Doors open at 6:30 p.m. and the dance starts at 8 p.m. in the Most Holy Name School Hall. Tickets are $10 and are sold in advance only at Most Holy Name rectory -- 412-231-2994, ext. 3, and Attic Record Store in Millvale at 412-821-8484.
Citiparks presents "Alphabet Trail and Tales," a free early and elementary-age literacy event from 10 a.m. to 1 p.m. for families at Blue Slide Playground in Frick Park, Squirrel Hill.
Features include a puppet parade, musical entertainment, historical storytellers, face painting, children's art activities and more. Details: 412-665-3665 or www.Citiparks.net.
Drop the Puck
The Pittsburgh Celebrity Hockey Team will play a game as part of the "Drop the Puck" grand opening celebration of the Pittsburgh Ice Arena in New Kensington on Saturday.
The celebration, from noon to 5 p.m., marks the renovations of the former Valley Ice Arena at 700 Craigdell Road. It's home to the Alain Lemieux Hockey Academy, run by the former Pittsburgh Penguins player who is the older brother of Penguins great and team owner Mario Lemieux.
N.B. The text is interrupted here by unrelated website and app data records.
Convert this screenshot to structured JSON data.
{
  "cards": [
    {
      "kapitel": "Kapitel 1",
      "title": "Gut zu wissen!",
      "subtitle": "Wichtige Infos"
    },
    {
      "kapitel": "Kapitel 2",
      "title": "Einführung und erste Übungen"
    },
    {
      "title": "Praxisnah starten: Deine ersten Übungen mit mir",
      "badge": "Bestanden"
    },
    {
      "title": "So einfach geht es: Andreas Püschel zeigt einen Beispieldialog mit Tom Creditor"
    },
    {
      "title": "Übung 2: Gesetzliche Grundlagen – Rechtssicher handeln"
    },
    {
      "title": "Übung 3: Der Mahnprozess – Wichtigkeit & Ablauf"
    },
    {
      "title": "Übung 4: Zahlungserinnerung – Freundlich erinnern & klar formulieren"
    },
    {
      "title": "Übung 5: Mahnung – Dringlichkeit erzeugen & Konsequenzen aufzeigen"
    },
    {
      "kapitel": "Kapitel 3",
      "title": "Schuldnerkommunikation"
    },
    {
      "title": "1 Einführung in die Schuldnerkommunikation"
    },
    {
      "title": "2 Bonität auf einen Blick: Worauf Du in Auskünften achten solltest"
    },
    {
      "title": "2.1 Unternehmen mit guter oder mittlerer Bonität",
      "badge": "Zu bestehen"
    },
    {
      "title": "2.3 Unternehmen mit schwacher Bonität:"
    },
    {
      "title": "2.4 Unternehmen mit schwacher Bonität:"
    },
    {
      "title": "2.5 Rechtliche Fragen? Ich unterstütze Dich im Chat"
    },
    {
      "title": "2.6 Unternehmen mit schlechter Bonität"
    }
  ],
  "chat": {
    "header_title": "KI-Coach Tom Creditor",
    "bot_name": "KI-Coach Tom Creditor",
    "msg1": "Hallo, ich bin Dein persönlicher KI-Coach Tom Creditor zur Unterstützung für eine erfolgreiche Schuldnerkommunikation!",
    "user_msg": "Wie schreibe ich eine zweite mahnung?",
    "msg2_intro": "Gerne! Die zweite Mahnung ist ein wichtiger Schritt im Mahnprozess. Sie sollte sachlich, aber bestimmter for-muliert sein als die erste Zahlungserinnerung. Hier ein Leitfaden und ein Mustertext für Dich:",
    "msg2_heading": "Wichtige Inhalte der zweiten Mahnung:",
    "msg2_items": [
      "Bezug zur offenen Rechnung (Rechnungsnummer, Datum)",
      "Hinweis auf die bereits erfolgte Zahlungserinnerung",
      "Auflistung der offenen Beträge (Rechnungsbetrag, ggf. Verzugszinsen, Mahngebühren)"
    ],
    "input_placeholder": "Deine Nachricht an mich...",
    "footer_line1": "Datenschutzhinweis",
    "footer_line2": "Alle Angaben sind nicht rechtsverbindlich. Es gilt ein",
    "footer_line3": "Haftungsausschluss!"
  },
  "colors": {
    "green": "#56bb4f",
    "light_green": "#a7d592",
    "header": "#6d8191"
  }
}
Alain Lemieux is to be on hand, as are former Penguins Phil Borque and Pierre Larouche. There will be giveaways, skills competitions, a family skate, the Jeff Jimerson Band and The X 105.9 FM will broadcast live. Proceeds benefit local emergency responders.
The celebrity game, hosted by Paul Steigerwald and featuring well-known media and hockey people, runs from 3 to 4:30 p.m. Details: http://pittsburghicearena.net.
The Strip District World Festival on Saturday and Sunday is a multicultural celebration with food, crafts and entertainment on Penn Avenue, from 22nd to 25th streets, and the parking lot between 22nd and 23rd streets. The music lineup features:
Saturday: Henry Doktorski, German and Polish songs on accordion (11:30 a.m.); Liz Vitalbo, Italian songs (1:30 p.m.); Kenny Blake jazz (3 p.m.); Glory Days Bruce Springsteen tribute (5 p.m.).
Sunday: Mark Guiser, Irish music (11:30 a.m.); Chinese Lion Dance (12:30 p.m.); Freedom Band, reggae (1 p.m.); Jumpin' Jack Flash Rolling Stones tribute (3 p.m.); Dancing Queen, disco (5 p.m.).
• The Future Tenant Art Space (819 Penn Ave., Downtown) is starting out its biannual "Trespass Series" today through Saturday with the return of John Zobele and "RRRECYLE BIN." Every night from 6-9 p.m. you can check out the self-described "digital collective of reborn art" that features artists around the world, which is, according to RRRECYCLE BIN's website, "a loud, flashy and new audio visual experience." It's also free. More at http://futuretenant.org.
• Pittsburgh Shakespeare in the Parks presents "Romeo & Juliet" directed by Helen M. Meade at Arsenal Park, Lawrenceville, at 2 p.m. Saturday and Sunday. Performances are free to the public, with audience donations accepted. www.pittsburghshakespeare.com.
• GWAR and Hatebreed team up for what is certain to be a crushing show at Mr. Smalls at 8 p.m. Saturday. Tickets are $29.50. www.mrsmalls.com.